(Action item) Search the records below for the string "Interrupts", and report each line that contains it.

(Extracted material)
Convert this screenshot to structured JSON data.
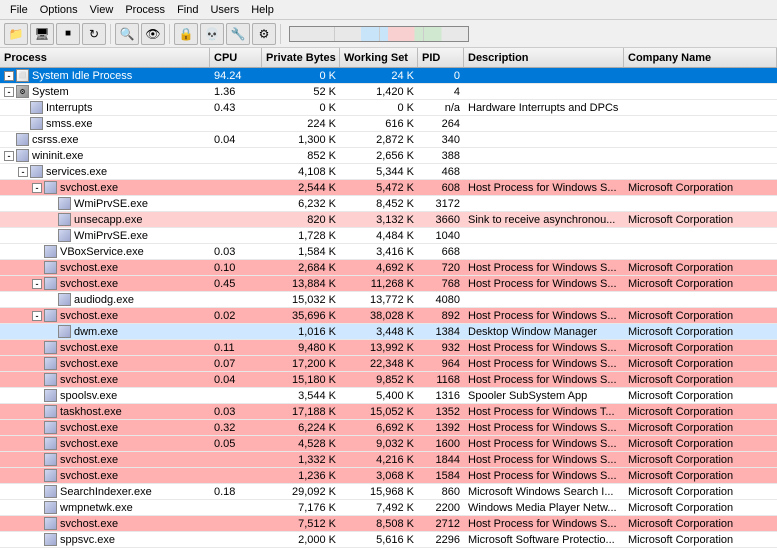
{
  "menubar": {
    "items": [
      "File",
      "Options",
      "View",
      "Process",
      "Find",
      "Users",
      "Help"
    ]
  },
  "toolbar": {
    "buttons": [
      "📁",
      "🖥️",
      "⏹",
      "🔄",
      "🔍",
      "👁",
      "🔒",
      "💀",
      "🔧",
      "⚙"
    ]
  },
  "columns": {
    "process": "Process",
    "cpu": "CPU",
    "private": "Private Bytes",
    "working": "Working Set",
    "pid": "PID",
    "description": "Description",
    "company": "Company Name"
  },
  "processes": [
    {
      "indent": 0,
      "expand": true,
      "name": "System Idle Process",
      "cpu": "94.24",
      "private": "0 K",
      "working": "24 K",
      "pid": "0",
      "desc": "",
      "company": "",
      "color": "blue",
      "selected": true
    },
    {
      "indent": 0,
      "expand": true,
      "name": "System",
      "cpu": "1.36",
      "private": "52 K",
      "working": "1,420 K",
      "pid": "4",
      "desc": "",
      "company": "",
      "color": "white"
    },
    {
      "indent": 1,
      "expand": false,
      "name": "Interrupts",
      "cpu": "0.43",
      "private": "0 K",
      "working": "0 K",
      "pid": "n/a",
      "desc": "Hardware Interrupts and DPCs",
      "company": "",
      "color": "white"
    },
    {
      "indent": 1,
      "expand": false,
      "name": "smss.exe",
      "cpu": "",
      "private": "224 K",
      "working": "616 K",
      "pid": "264",
      "desc": "",
      "company": "",
      "color": "white"
    },
    {
      "indent": 0,
      "expand": false,
      "name": "csrss.exe",
      "cpu": "0.04",
      "private": "1,300 K",
      "working": "2,872 K",
      "pid": "340",
      "desc": "",
      "company": "",
      "color": "white"
    },
    {
      "indent": 0,
      "expand": true,
      "name": "wininit.exe",
      "cpu": "",
      "private": "852 K",
      "working": "2,656 K",
      "pid": "388",
      "desc": "",
      "company": "",
      "color": "white"
    },
    {
      "indent": 1,
      "expand": true,
      "name": "services.exe",
      "cpu": "",
      "private": "4,108 K",
      "working": "5,344 K",
      "pid": "468",
      "desc": "",
      "company": "",
      "color": "white"
    },
    {
      "indent": 2,
      "expand": true,
      "name": "svchost.exe",
      "cpu": "",
      "private": "2,544 K",
      "working": "5,472 K",
      "pid": "608",
      "desc": "Host Process for Windows S...",
      "company": "Microsoft Corporation",
      "color": "pink"
    },
    {
      "indent": 3,
      "expand": false,
      "name": "WmiPrvSE.exe",
      "cpu": "",
      "private": "6,232 K",
      "working": "8,452 K",
      "pid": "3172",
      "desc": "",
      "company": "",
      "color": "white"
    },
    {
      "indent": 3,
      "expand": false,
      "name": "unsecapp.exe",
      "cpu": "",
      "private": "820 K",
      "working": "3,132 K",
      "pid": "3660",
      "desc": "Sink to receive asynchronou...",
      "company": "Microsoft Corporation",
      "color": "light-pink"
    },
    {
      "indent": 3,
      "expand": false,
      "name": "WmiPrvSE.exe",
      "cpu": "",
      "private": "1,728 K",
      "working": "4,484 K",
      "pid": "1040",
      "desc": "",
      "company": "",
      "color": "white"
    },
    {
      "indent": 2,
      "expand": false,
      "name": "VBoxService.exe",
      "cpu": "0.03",
      "private": "1,584 K",
      "working": "3,416 K",
      "pid": "668",
      "desc": "",
      "company": "",
      "color": "white"
    },
    {
      "indent": 2,
      "expand": false,
      "name": "svchost.exe",
      "cpu": "0.10",
      "private": "2,684 K",
      "working": "4,692 K",
      "pid": "720",
      "desc": "Host Process for Windows S...",
      "company": "Microsoft Corporation",
      "color": "pink"
    },
    {
      "indent": 2,
      "expand": true,
      "name": "svchost.exe",
      "cpu": "0.45",
      "private": "13,884 K",
      "working": "11,268 K",
      "pid": "768",
      "desc": "Host Process for Windows S...",
      "company": "Microsoft Corporation",
      "color": "pink"
    },
    {
      "indent": 3,
      "expand": false,
      "name": "audiodg.exe",
      "cpu": "",
      "private": "15,032 K",
      "working": "13,772 K",
      "pid": "4080",
      "desc": "",
      "company": "",
      "color": "white"
    },
    {
      "indent": 2,
      "expand": true,
      "name": "svchost.exe",
      "cpu": "0.02",
      "private": "35,696 K",
      "working": "38,028 K",
      "pid": "892",
      "desc": "Host Process for Windows S...",
      "company": "Microsoft Corporation",
      "color": "pink"
    },
    {
      "indent": 3,
      "expand": false,
      "name": "dwm.exe",
      "cpu": "",
      "private": "1,016 K",
      "working": "3,448 K",
      "pid": "1384",
      "desc": "Desktop Window Manager",
      "company": "Microsoft Corporation",
      "color": "light-blue"
    },
    {
      "indent": 2,
      "expand": false,
      "name": "svchost.exe",
      "cpu": "0.11",
      "private": "9,480 K",
      "working": "13,992 K",
      "pid": "932",
      "desc": "Host Process for Windows S...",
      "company": "Microsoft Corporation",
      "color": "pink"
    },
    {
      "indent": 2,
      "expand": false,
      "name": "svchost.exe",
      "cpu": "0.07",
      "private": "17,200 K",
      "working": "22,348 K",
      "pid": "964",
      "desc": "Host Process for Windows S...",
      "company": "Microsoft Corporation",
      "color": "pink"
    },
    {
      "indent": 2,
      "expand": false,
      "name": "svchost.exe",
      "cpu": "0.04",
      "private": "15,180 K",
      "working": "9,852 K",
      "pid": "1168",
      "desc": "Host Process for Windows S...",
      "company": "Microsoft Corporation",
      "color": "pink"
    },
    {
      "indent": 2,
      "expand": false,
      "name": "spoolsv.exe",
      "cpu": "",
      "private": "3,544 K",
      "working": "5,400 K",
      "pid": "1316",
      "desc": "Spooler SubSystem App",
      "company": "Microsoft Corporation",
      "color": "white"
    },
    {
      "indent": 2,
      "expand": false,
      "name": "taskhost.exe",
      "cpu": "0.03",
      "private": "17,188 K",
      "working": "15,052 K",
      "pid": "1352",
      "desc": "Host Process for Windows T...",
      "company": "Microsoft Corporation",
      "color": "pink"
    },
    {
      "indent": 2,
      "expand": false,
      "name": "svchost.exe",
      "cpu": "0.32",
      "private": "6,224 K",
      "working": "6,692 K",
      "pid": "1392",
      "desc": "Host Process for Windows S...",
      "company": "Microsoft Corporation",
      "color": "pink"
    },
    {
      "indent": 2,
      "expand": false,
      "name": "svchost.exe",
      "cpu": "0.05",
      "private": "4,528 K",
      "working": "9,032 K",
      "pid": "1600",
      "desc": "Host Process for Windows S...",
      "company": "Microsoft Corporation",
      "color": "pink"
    },
    {
      "indent": 2,
      "expand": false,
      "name": "svchost.exe",
      "cpu": "",
      "private": "1,332 K",
      "working": "4,216 K",
      "pid": "1844",
      "desc": "Host Process for Windows S...",
      "company": "Microsoft Corporation",
      "color": "pink"
    },
    {
      "indent": 2,
      "expand": false,
      "name": "svchost.exe",
      "cpu": "",
      "private": "1,236 K",
      "working": "3,068 K",
      "pid": "1584",
      "desc": "Host Process for Windows S...",
      "company": "Microsoft Corporation",
      "color": "pink"
    },
    {
      "indent": 2,
      "expand": false,
      "name": "SearchIndexer.exe",
      "cpu": "0.18",
      "private": "29,092 K",
      "working": "15,968 K",
      "pid": "860",
      "desc": "Microsoft Windows Search I...",
      "company": "Microsoft Corporation",
      "color": "white"
    },
    {
      "indent": 2,
      "expand": false,
      "name": "wmpnetwk.exe",
      "cpu": "",
      "private": "7,176 K",
      "working": "7,492 K",
      "pid": "2200",
      "desc": "Windows Media Player Netw...",
      "company": "Microsoft Corporation",
      "color": "white"
    },
    {
      "indent": 2,
      "expand": false,
      "name": "svchost.exe",
      "cpu": "",
      "private": "7,512 K",
      "working": "8,508 K",
      "pid": "2712",
      "desc": "Host Process for Windows S...",
      "company": "Microsoft Corporation",
      "color": "pink"
    },
    {
      "indent": 2,
      "expand": false,
      "name": "sppsvc.exe",
      "cpu": "",
      "private": "2,000 K",
      "working": "5,616 K",
      "pid": "2296",
      "desc": "Microsoft Software Protectio...",
      "company": "Microsoft Corporation",
      "color": "white"
    }
  ]
}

(Response area)
      "name": "Interrupts",
      "desc": "Hardware Interrupts and DPCs",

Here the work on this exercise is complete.